I want to do something like this:

cat abcd.txt | cut -f 2,1 

and I want the order to be 2 and then 1 in the output. On the machine I am testing (FreeBSD 6), this is not happening (its printing in 1,2 order). Can you tell me how to do this?

I know I can always write a shell script to do this reversing, but I am looking for something using the 'cut' command options.

I think I am using version 5.2.1 of coreutils containing cut.


This can't be done using cut. According to the man page:

Selected input is written in the same order that it is read, and is written exactly once.

Patching cut has been proposed many times, but even complete patches have been rejected.

Instead, you can do it using awk, like this:

awk '{print($2,"\t",$1)}' abcd.txt

Replace the \t with whatever you're using as field separator.

| improve this answer | |
  • Folks may be coming here confused because this (mis)behavior isn't documented in the cut man page found on *BSD/macOS. The man page references the POSIX.2 standard which does indeed specify the output order. – dpk Sep 24 '19 at 21:27

Lars' answer was great but I found an even better one. The issue with his is it matches \t\t as no columns. To fix this use the following:

awk -v OFS="  " -F"\t" '{print $2, $1}' abcd.txt


-F"\t" is what to cut on exactly (tabs).

-v OFS=" " is what to seperate with (two spaces)


echo 'A\tB\t\tD' | awk -v OFS="    " -F"\t" '{print $2, $4, $1, $3}'

This outputs:

B    D    A    
| improve this answer | |
  • 3
    In Cygwin I had to replace -F"\t" with -F \t to make this work. – Panos Rontogiannis Jul 18 '13 at 11:39

Your Answer

By clicking “Post Your Answer”, you agree to our terms of service, privacy policy and cookie policy
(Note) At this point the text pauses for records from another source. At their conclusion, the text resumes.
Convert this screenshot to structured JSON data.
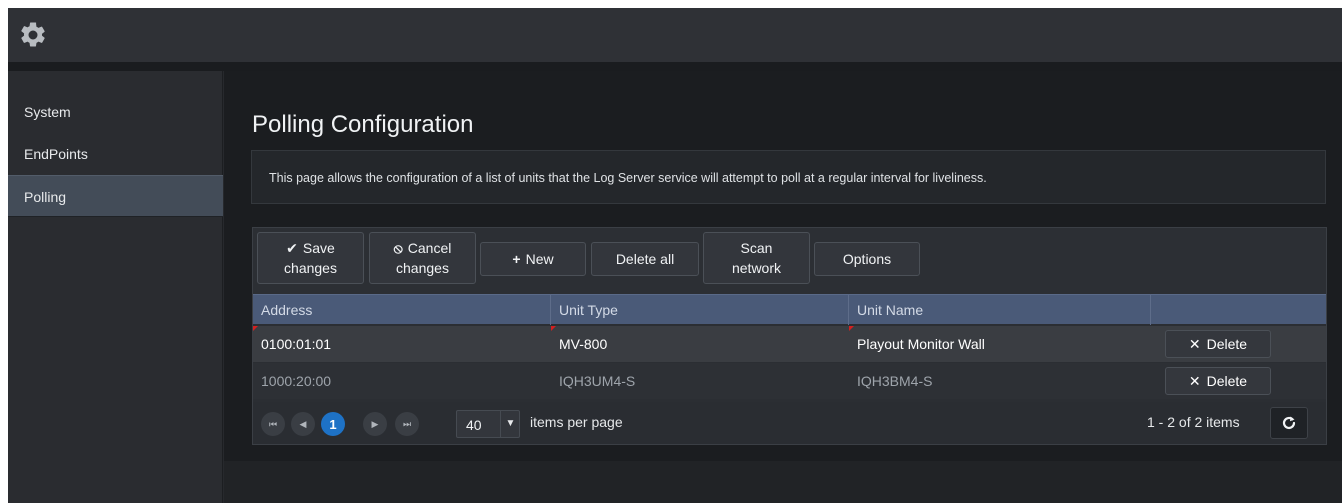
{
  "app": {
    "settings_icon": "gear-icon"
  },
  "sidebar": {
    "items": [
      {
        "label": "System",
        "active": false
      },
      {
        "label": "EndPoints",
        "active": false
      },
      {
        "label": "Polling",
        "active": true
      }
    ]
  },
  "page": {
    "title": "Polling Configuration",
    "description": "This page allows the configuration of a list of units that the Log Server service will attempt to poll at a regular interval for liveliness."
  },
  "toolbar": {
    "save": {
      "icon": "checkmark-icon",
      "line1": "Save",
      "line2": "changes"
    },
    "cancel": {
      "icon": "cancel-icon",
      "line1": "Cancel",
      "line2": "changes"
    },
    "new": {
      "icon": "plus-icon",
      "label": "New"
    },
    "delete_all": {
      "label": "Delete all"
    },
    "scan": {
      "line1": "Scan",
      "line2": "network"
    },
    "options": {
      "label": "Options"
    }
  },
  "table": {
    "columns": [
      "Address",
      "Unit Type",
      "Unit Name",
      ""
    ],
    "rows": [
      {
        "address": "0100:01:01",
        "unit_type": "MV-800",
        "unit_name": "Playout Monitor Wall",
        "action": "Delete",
        "modified": true
      },
      {
        "address": "1000:20:00",
        "unit_type": "IQH3UM4-S",
        "unit_name": "IQH3BM4-S",
        "action": "Delete",
        "modified": false
      }
    ]
  },
  "pager": {
    "current_page": "1",
    "page_size": "40",
    "page_size_label": "items per page",
    "info": "1 - 2 of 2 items"
  },
  "colors": {
    "header_bg": "#4a5a78",
    "active_page": "#1e72c6",
    "dirty_marker": "#d42020"
  }
}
Not the answer you're looking for? Browse other questions tagged or ask your own question.